[Data shown]

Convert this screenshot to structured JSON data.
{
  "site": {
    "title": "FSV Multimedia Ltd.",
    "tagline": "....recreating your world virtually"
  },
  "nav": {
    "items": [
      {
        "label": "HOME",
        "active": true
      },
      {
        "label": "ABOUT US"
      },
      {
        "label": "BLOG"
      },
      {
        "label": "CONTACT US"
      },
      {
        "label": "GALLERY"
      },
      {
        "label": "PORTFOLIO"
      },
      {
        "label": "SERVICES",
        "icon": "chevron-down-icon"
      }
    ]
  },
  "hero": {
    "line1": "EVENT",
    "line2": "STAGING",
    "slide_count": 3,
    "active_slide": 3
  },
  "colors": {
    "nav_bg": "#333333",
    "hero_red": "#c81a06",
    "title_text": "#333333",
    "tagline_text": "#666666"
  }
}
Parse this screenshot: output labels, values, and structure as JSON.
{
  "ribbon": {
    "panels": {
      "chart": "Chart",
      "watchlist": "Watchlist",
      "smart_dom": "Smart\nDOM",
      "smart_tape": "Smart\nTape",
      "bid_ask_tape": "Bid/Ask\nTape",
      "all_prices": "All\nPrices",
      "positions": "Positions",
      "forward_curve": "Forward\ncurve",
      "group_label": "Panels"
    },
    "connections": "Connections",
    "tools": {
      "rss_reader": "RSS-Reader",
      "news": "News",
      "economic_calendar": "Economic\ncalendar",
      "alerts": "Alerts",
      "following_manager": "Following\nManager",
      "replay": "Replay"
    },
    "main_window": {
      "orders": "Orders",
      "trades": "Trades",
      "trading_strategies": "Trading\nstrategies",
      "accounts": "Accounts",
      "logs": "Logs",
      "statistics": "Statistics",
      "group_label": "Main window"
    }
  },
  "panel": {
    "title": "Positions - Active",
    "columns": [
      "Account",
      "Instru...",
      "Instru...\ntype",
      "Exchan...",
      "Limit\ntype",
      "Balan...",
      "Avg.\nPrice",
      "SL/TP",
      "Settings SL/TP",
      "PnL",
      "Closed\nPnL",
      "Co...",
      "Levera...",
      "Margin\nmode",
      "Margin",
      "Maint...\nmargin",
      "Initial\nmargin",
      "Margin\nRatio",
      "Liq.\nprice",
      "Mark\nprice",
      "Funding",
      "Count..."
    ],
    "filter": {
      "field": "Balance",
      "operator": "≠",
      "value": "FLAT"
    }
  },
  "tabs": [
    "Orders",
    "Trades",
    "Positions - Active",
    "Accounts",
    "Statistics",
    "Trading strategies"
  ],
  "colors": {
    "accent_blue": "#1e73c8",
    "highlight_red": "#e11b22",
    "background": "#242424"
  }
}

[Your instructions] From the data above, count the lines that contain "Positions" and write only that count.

[Answer to this exercise] 3